little pamphlets and German sermons for the unlearned

laity, this shall not disturb me. Would to God I had in

all my life, with all the ability I have, helped one

layman to be better! I would be satisfied, thank God, and

be quite willing then to let all my little books perish.

Whether the making of many great books is an art and a

benefit to the Church, I leave others to judge. But I

believe that if I were minded to make great books

according to their art, I could, with God's help, do it

more readily perhaps than they could prepare a little

discourse after my fashion. If accomplishment were as

easy as persecution, Christ would long since have been

cast out of heaven again, and God's throne itself

overturned. Although we cannot all be writers, we all

want to be critics.

I will most gladly leave to any one else the honor of

greater things, and not be at all ashamed to preach and

to write in German for the unlearned laymen. Although I

too have little skill in it, I believe that if we had

hitherto done, and should henceforth do more of it,

Christendom would have reaped no small advantage, and

have been more benefited by this than by the great, deep

books and quaestiones, which are used only in the

schools, among the learned.

Then, too, I have never forced or begged any one to hear

me, or to read my sermons. I have freely ministered in

the Church of that which God has given me and which I owe

the Church. Whoever likes it not, may hear and read what

others have to say. And if they are not willing to be my

debtors, it matters little. For me it is enough, and even

more than too much, that some laymen condescend to read

what I say. Even though there were nothing else to urge

me, it should be more than sufficient that I have learned

that your princely Grace is pleased with such German

books and is eager to receive instruction in Good Works

and the Faith, with which instruction it was my duty,

humbly and with all diligence to serve you.

Therefore, in dutiful humility I pray that your princely

Grace may accept this offering of mine with a gracious

mind, until, if God grant me time, I prepare a German

exposition of the Faith in its entirety. For at this time

I have wished to show how in all good works we should

practice and make use of faith, and let faith be the

chief work.
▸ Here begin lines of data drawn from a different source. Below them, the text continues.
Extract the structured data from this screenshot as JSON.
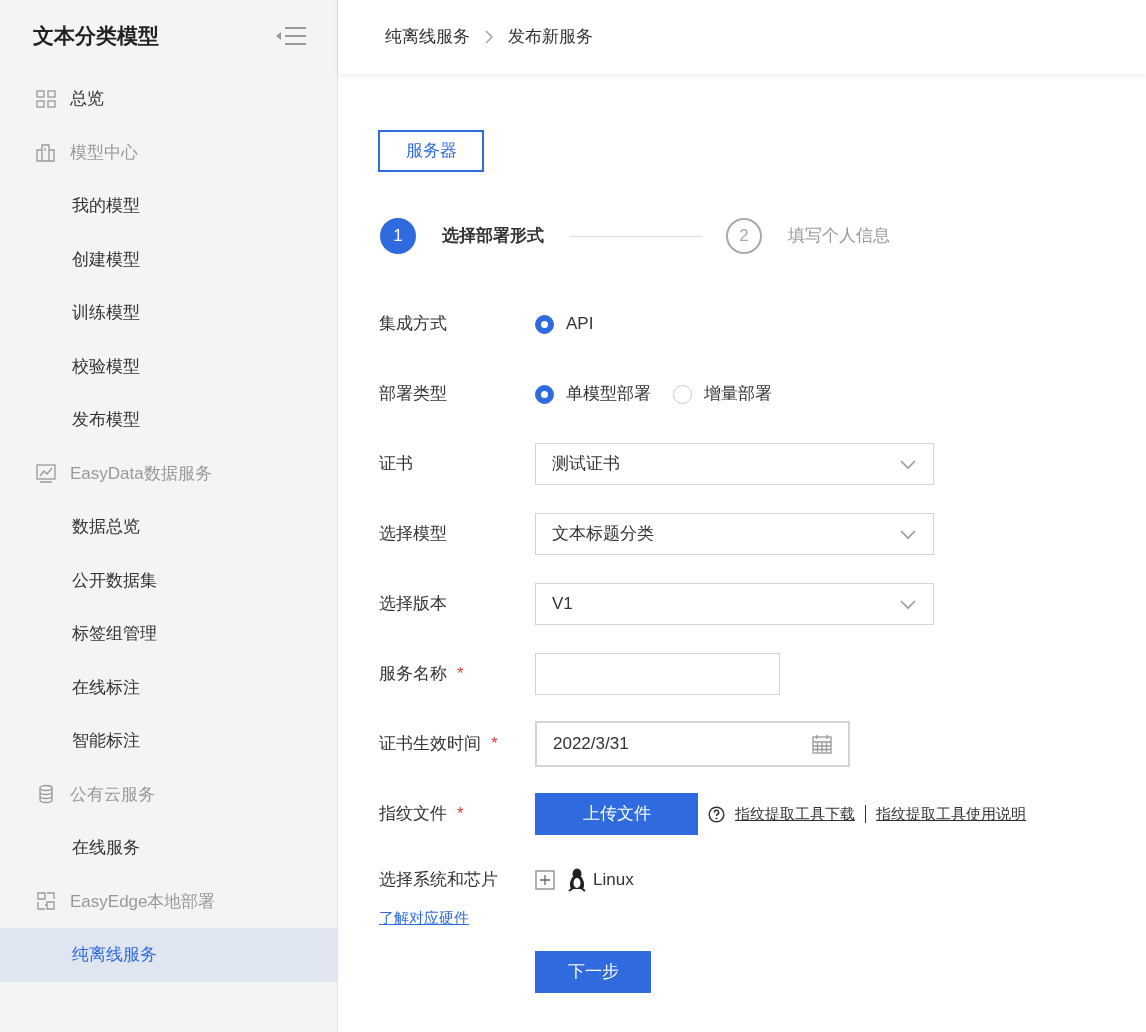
{
  "sidebar": {
    "title": "文本分类模型",
    "items": [
      {
        "kind": "top",
        "label": "总览",
        "selected": false
      },
      {
        "kind": "group",
        "label": "模型中心",
        "selected": false
      },
      {
        "kind": "link",
        "label": "我的模型",
        "selected": false
      },
      {
        "kind": "link",
        "label": "创建模型",
        "selected": false
      },
      {
        "kind": "link",
        "label": "训练模型",
        "selected": false
      },
      {
        "kind": "link",
        "label": "校验模型",
        "selected": false
      },
      {
        "kind": "link",
        "label": "发布模型",
        "selected": false
      },
      {
        "kind": "group",
        "label": "EasyData数据服务",
        "selected": false
      },
      {
        "kind": "link",
        "label": "数据总览",
        "selected": false
      },
      {
        "kind": "link",
        "label": "公开数据集",
        "selected": false
      },
      {
        "kind": "link",
        "label": "标签组管理",
        "selected": false
      },
      {
        "kind": "link",
        "label": "在线标注",
        "selected": false
      },
      {
        "kind": "link",
        "label": "智能标注",
        "selected": false
      },
      {
        "kind": "group",
        "label": "公有云服务",
        "selected": false
      },
      {
        "kind": "link",
        "label": "在线服务",
        "selected": false
      },
      {
        "kind": "group",
        "label": "EasyEdge本地部署",
        "selected": false
      },
      {
        "kind": "link",
        "label": "纯离线服务",
        "selected": true
      }
    ]
  },
  "breadcrumb": [
    "纯离线服务",
    "发布新服务"
  ],
  "tabs": [
    {
      "label": "服务器",
      "selected": true
    }
  ],
  "steps": [
    {
      "number": "1",
      "label": "选择部署形式",
      "selected": true
    },
    {
      "number": "2",
      "label": "填写个人信息",
      "selected": false
    }
  ],
  "form": [
    {
      "kind": "radio",
      "label": "集成方式",
      "options": [
        {
          "label": "API",
          "selected": true
        }
      ]
    },
    {
      "kind": "radio",
      "label": "部署类型",
      "options": [
        {
          "label": "单模型部署",
          "selected": true
        },
        {
          "label": "增量部署",
          "selected": false
        }
      ]
    },
    {
      "kind": "select",
      "label": "证书",
      "value": "测试证书"
    },
    {
      "kind": "select",
      "label": "选择模型",
      "value": "文本标题分类"
    },
    {
      "kind": "select",
      "label": "选择版本",
      "value": "V1"
    },
    {
      "kind": "text",
      "label": "服务名称",
      "required_mark": "*"
    },
    {
      "kind": "date",
      "label": "证书生效时间",
      "required_mark": "*",
      "value": "2022/3/31"
    },
    {
      "kind": "upload",
      "label": "指纹文件",
      "required_mark": "*",
      "button": "上传文件",
      "links": [
        "指纹提取工具下载",
        "指纹提取工具使用说明"
      ]
    },
    {
      "kind": "system",
      "label": "选择系统和芯片",
      "link": "了解对应硬件",
      "options": [
        "Linux"
      ]
    }
  ],
  "next_button": "下一步"
}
If God permit, I will treat at another time

of the Faith itself -- how we are daily to pray or recite


I humbly commend myself herewith to your princely Grace,

Your Princely Grace's

Humble Chaplain,


From Wittenberg, March 29th, A. D. 1520.


This text was converted to ascii format for Project Wittenberg by

Allen Mulvey and is in the public domain. You may freely

distribute, copy or print this text. Please direct any comments

or suggestions to: Rev. Robert E. Smith of the Walther Library at

Concordia Theological Seminary.


Surface Mail: 6600 N. Clinton St., Ft. Wayne, IN 46825 USA

Phone: (260) 481-2123 Fax: (260) 481-2126


file: /pub/resources/text/wittenberg/luther: work-02.txt